Back to Blog listings

Safe At Sea

Let’s be clear, I’m not talking about that part of the sea yachtsmen inhabit, I’m talking about that shallow area, just off the coast which dinghy sailors use as their championship playground and most yachtsmen try to get across as quickly as possible to reach the smoother waters offshore.

I have to admit, it’s an area I have become unfamiliar with, having competed at sea in less than a handful of events in the last 25 years. But recently it was our bumpy racetrack, and on the second day of the championships the wind got up a bit. The first race was great – we were going fast upwind and not being overtaken too much downwind and got our best ever nationals race result. 

For the second race, the wind got up a bit more and the sea state choppier (apparently it was impossible to stand in the large motorboat acting as the Committee Boat). It was looking like another good result (for us) as we started the second beat. Going left paid but, as we prepared to tack onto starboard to go that way, my crew lost his footing. He fell onto me, and I was pushed into the boat and the tiller across. We tacked with us both on the windward side and the inevitable happened. I wasn’t able to climb up and over onto the centreboard and so we turned turtle (mast pointing downwards).

Having had one and a half windy races I was already pretty exhausted and, like I did when I last sailed two-man spinnaker trapeze boats in the 1980s, relied on my heavier, fitter crew. But try as he could, he wasn’t able to get the boat upright and stay upright. Over it went, time and time again. A rescue boat came to our assistance, but it was difficult in that sea state. 

At one stage we had secured a line to our forestay but unfortunately it went round my body on its route to the RIB. The only way to get out of that was to go underwater – not pleasant. Another time those things at the back of the RIB which provide its propulsion but wouldn’t take much notice of a wetsuit-clad leg were what I thought was frighteningly close to me – even when I think about it now, I try to move my legs away.

We drifted back through the finishing line, getting in the way of the finishers, but had fortunately cleared the start line for the next start. Eventually, after what I guess was about 40 minutes, with the help of another RIB holding our mast with the boat on its side, I managed to get the mainsail down, my crew righted the boat and somehow, I managed to get in and hang on the trapeze to allow my crew to board the other side. We had a long, bumpy tow in and were very grateful to our rescuers as well as our fellow sailors who took our boat off us and de-rigged it as we went for a sit down and shower.

It took me several days to recover.

Were we safe at sea?

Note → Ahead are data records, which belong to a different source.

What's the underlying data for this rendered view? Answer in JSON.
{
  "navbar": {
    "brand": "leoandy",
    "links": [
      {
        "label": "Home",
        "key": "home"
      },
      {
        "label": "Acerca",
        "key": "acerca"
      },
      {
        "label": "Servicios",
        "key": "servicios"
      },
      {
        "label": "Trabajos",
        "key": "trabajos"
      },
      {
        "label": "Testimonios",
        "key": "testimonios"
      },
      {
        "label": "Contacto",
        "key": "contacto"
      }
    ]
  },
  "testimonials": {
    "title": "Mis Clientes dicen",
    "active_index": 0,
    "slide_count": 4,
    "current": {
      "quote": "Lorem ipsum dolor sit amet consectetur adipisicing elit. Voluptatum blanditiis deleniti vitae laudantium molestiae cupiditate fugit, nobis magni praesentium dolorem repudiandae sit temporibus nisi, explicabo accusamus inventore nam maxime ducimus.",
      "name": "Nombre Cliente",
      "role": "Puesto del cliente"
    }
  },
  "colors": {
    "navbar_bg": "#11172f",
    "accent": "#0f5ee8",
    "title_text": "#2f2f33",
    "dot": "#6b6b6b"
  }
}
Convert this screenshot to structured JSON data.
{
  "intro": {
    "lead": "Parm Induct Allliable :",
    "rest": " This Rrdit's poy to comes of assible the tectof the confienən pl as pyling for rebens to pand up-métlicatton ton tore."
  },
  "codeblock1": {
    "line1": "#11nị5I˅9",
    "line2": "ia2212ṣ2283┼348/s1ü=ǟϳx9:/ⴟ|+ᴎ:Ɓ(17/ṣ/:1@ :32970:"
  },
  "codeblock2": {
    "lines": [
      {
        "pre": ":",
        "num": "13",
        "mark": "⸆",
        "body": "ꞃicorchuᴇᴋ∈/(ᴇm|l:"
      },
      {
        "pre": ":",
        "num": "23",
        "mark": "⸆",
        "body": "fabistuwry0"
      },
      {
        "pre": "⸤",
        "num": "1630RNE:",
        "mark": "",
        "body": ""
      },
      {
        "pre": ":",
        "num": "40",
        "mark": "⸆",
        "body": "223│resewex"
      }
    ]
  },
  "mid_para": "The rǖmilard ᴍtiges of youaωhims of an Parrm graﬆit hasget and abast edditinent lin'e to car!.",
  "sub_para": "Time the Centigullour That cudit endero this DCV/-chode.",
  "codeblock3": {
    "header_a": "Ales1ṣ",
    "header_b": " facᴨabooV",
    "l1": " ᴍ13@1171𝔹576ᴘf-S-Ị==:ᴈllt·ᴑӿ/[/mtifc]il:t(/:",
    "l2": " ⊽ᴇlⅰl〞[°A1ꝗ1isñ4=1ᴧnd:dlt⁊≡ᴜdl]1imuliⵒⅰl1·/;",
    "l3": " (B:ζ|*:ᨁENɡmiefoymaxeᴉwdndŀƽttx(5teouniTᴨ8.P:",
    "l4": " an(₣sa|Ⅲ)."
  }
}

Yes, when we were upright, but the sea bites, particularly when something goes wrong and, to be frank, I wasn’t up to dealing with it. Thank goodness for the volunteers who gave up their bank holiday weekend to keep us safe at sea.